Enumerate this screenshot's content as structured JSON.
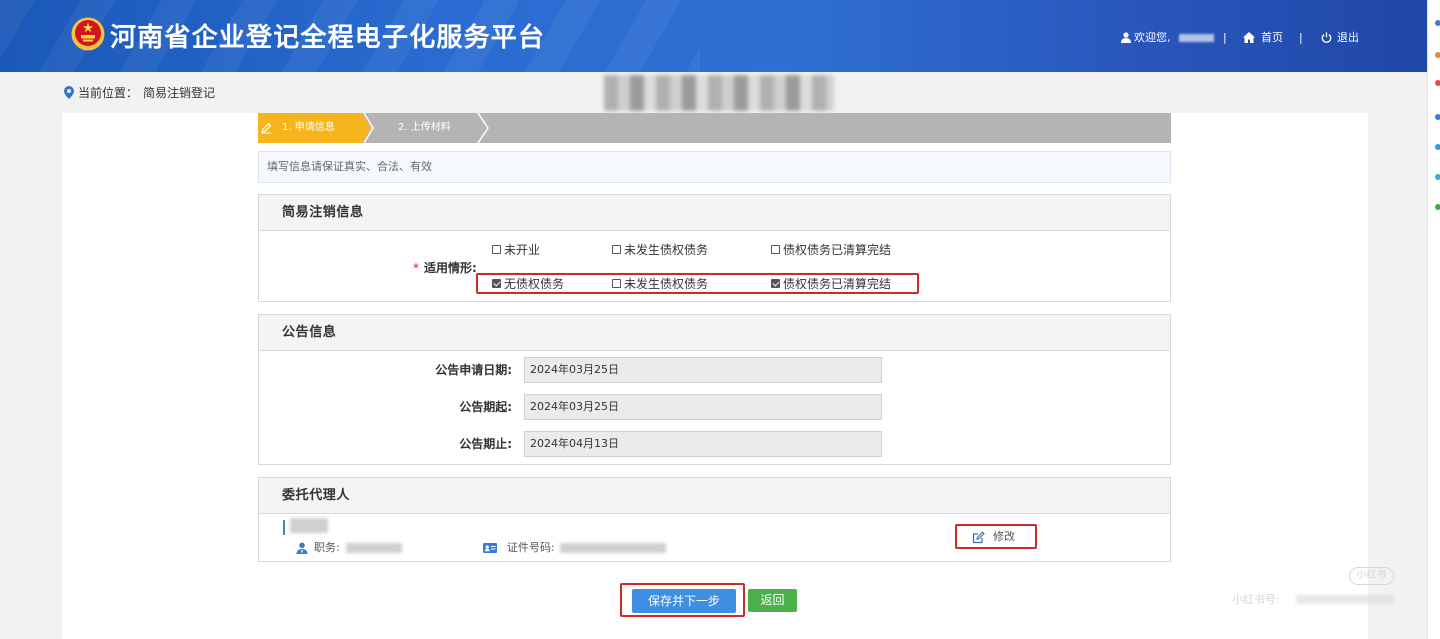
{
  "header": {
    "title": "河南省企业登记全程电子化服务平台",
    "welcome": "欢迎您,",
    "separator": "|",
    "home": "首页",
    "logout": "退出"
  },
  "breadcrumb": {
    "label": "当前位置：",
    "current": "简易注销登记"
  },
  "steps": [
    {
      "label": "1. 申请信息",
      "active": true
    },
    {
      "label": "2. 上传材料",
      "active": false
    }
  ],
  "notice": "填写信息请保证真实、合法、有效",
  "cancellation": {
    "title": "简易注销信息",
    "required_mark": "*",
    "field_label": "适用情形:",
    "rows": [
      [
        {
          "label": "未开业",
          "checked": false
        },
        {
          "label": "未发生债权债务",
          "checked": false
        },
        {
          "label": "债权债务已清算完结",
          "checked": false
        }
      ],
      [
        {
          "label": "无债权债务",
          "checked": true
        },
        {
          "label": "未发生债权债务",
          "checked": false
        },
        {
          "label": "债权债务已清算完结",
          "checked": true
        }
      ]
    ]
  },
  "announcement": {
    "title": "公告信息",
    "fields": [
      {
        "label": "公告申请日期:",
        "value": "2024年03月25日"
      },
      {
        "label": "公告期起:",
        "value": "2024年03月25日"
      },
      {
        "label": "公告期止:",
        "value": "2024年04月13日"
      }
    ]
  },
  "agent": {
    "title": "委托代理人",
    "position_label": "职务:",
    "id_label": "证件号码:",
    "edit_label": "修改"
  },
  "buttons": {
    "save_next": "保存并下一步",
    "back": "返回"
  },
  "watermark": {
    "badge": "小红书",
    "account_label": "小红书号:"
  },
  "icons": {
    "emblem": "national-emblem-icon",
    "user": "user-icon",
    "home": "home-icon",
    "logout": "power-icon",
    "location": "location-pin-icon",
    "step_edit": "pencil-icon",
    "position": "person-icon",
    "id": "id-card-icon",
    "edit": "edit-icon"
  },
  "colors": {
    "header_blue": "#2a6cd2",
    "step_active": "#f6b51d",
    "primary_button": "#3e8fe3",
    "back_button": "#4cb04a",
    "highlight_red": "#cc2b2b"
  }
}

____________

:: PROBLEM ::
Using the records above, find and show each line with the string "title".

:: COMPLETED TASK ::
    "title": "河南省企业登记全程电子化服务平台",
    "title": "简易注销信息",
    "title": "公告信息",
    "title": "委托代理人",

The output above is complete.